If this seems like a lot to handle, don’t worry - Summer is here to help!
How to Get Forgiveness
- The first step to work toward PSLF is to make sure that your employment, loan type, and repayment plan all qualify. We can help you figure out if that’s the case. And if it’s not, we can help you consolidate your loan or switch to a new repayment plan.
- Once you meet the requirements, you’ll submit a form called the Employment Certification form. This is a form that both you and your employer will sign that confirms that you work at an eligible public service organization, and the dates you’ve been working there. This form is submitted to FedLoan Servicing.
- When the form is accepted, your loans will be transferred to FedLoan Servicing if they’re not there already. FedLoan will also give you a count of the qualifying payments you’ve made based on the form. If their count doesn’t look right (they unfortunately make mistakes), you should follow up and ask for a recount. This can take a while to complete, but it’s better to spend the time now rather than when you’re closing to forgiveness.
- If your form is not accepted, don’t give up! Sometimes borrowers are rejected because they don’t meet the requirements, but sometimes they’re also rejected for something as simple as the date format they used on the form. Find out exactly why and work on next steps.
- PSLF isn’t a set-it-and-forget-it program - make sure you’re keeping up to date! You’ll need to submit a new form and updated income information once a year to remain in an income-driven repayment plan. Your servicer will let you know when the deadline is - it’s different for everyone. We also recommend submitting a new Employment Certification form once a year or whenever you change jobs. The more times you submit the form, the less likely it is that your payment count will be off.
- Once you’ve gotten to 120 months (10 years) of qualifying payments, you’ll submit the second form associated with PSLF - it’s the Forgiveness Application. It looks very similar to the Employment Certification form, and both you and your employer will sign it. You can choose to defer your payments while your application is processed, or continue to make them. FedLoan should refund any payments you make over the 120 required.

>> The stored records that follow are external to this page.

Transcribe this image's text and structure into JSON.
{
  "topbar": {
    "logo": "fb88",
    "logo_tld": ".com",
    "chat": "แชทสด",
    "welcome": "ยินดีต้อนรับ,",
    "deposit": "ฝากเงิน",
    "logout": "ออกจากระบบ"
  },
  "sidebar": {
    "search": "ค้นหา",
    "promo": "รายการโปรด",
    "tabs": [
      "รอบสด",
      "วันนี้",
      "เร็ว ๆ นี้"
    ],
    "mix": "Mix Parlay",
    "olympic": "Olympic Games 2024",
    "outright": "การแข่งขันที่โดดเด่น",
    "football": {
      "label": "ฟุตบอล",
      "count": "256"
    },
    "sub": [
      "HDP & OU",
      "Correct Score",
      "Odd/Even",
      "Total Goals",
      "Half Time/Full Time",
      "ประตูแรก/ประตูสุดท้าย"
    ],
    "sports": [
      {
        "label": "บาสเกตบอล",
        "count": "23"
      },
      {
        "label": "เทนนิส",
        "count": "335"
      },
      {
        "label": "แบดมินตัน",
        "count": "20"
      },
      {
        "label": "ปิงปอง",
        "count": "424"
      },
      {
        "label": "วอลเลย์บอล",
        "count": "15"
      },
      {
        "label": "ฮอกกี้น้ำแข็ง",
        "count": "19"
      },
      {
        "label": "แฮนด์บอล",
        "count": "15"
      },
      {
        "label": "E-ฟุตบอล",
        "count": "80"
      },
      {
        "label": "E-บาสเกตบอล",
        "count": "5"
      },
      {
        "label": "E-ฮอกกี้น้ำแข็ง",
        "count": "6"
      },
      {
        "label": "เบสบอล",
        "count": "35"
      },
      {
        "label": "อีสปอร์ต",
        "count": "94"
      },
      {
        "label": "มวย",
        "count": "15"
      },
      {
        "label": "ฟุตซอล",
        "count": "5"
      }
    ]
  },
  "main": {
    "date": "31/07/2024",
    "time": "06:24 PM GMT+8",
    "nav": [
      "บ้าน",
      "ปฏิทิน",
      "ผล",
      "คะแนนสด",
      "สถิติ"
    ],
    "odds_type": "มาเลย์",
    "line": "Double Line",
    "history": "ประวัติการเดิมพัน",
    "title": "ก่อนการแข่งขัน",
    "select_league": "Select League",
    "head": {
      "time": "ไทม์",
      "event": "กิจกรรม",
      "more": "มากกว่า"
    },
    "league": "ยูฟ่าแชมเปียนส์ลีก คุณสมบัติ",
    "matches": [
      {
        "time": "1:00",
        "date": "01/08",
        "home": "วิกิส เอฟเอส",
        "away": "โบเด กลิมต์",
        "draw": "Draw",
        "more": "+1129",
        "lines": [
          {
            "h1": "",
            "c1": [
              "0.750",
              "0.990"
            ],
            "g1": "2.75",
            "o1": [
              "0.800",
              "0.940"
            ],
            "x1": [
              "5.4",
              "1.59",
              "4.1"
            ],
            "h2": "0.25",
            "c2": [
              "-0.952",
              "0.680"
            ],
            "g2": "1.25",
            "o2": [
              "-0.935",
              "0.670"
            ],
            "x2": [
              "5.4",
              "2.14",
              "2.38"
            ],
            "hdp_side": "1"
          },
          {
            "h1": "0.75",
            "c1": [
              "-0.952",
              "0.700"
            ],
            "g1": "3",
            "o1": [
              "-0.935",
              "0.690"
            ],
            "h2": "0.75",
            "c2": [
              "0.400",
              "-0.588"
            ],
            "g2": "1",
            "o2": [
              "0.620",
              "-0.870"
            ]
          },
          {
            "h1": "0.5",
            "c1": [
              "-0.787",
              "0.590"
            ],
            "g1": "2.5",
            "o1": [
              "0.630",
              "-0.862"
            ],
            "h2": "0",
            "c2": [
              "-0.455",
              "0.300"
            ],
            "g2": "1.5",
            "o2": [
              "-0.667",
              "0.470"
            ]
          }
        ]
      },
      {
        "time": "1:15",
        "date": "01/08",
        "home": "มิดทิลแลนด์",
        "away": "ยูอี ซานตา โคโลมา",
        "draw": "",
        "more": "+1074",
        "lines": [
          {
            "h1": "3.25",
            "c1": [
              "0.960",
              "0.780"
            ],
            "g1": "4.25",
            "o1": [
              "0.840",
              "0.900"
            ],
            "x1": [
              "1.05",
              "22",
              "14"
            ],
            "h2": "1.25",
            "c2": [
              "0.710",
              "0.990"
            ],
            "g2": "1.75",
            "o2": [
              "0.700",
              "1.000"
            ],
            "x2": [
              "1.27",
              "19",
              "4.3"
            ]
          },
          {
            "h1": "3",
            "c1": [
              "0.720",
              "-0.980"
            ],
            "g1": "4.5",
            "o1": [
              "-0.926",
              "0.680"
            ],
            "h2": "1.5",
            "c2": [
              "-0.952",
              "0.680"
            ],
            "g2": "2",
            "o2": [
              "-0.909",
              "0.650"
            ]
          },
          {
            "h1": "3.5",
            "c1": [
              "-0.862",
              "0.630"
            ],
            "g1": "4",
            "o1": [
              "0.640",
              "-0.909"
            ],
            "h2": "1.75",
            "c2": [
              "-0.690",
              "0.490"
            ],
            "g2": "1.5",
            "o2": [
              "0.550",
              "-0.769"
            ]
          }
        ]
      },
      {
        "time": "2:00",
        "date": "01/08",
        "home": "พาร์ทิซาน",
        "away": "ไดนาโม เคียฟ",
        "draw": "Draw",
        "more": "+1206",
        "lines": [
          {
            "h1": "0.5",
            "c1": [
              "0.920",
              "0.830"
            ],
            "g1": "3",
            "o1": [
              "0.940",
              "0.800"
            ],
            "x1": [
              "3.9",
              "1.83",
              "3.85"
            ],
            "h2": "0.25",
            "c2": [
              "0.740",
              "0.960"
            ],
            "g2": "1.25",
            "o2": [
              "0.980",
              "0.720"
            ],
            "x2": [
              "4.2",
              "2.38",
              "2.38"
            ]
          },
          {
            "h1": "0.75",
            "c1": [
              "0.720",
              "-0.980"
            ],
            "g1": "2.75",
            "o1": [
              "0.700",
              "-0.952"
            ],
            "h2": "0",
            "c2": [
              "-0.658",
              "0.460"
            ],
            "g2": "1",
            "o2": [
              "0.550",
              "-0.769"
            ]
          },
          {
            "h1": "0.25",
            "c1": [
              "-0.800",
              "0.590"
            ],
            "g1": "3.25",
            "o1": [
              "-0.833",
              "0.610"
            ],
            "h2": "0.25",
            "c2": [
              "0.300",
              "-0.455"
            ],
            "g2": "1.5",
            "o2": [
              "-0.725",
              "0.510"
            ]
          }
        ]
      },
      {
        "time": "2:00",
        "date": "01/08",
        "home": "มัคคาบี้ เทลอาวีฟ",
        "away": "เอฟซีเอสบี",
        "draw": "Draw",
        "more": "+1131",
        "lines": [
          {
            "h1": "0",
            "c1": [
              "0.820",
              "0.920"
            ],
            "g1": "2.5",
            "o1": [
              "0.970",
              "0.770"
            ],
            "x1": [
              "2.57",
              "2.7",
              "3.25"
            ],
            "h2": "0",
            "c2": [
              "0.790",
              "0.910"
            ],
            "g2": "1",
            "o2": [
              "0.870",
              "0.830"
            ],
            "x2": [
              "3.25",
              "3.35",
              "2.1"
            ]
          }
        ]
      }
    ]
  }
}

A few things that are important to know as you navigate this process:
- Because the payments are counted per loan and not per borrower, different loans may be on different timelines for forgiveness. For example, if you worked and made payments for undergrad loans for three years before going to grad school, your undergrad loans would be forgiven three years before your loans for grad school.
- Saving documents as backup is important in case there’s a discrepancy in your payment count. Download the repayment history from your servicer, and save communication from them as well. You may need it later on.
- If something doesn’t look right, tell your servicer, and don’t stop until you’ve gotten a satisfactory answer. Keep pushing, keep asking, and don’t give up hope! They do correct mistakes, but it sometimes takes being a squeaky wheel.
- If you’re making payments on an income-driven repayment plan, the payments may not cover the interest that’s building on your loan. This means that the total balance of your loans will go up even though you’re making payments. Keep in mind that the total remaining principal and interest can all be forgiven under PSLF.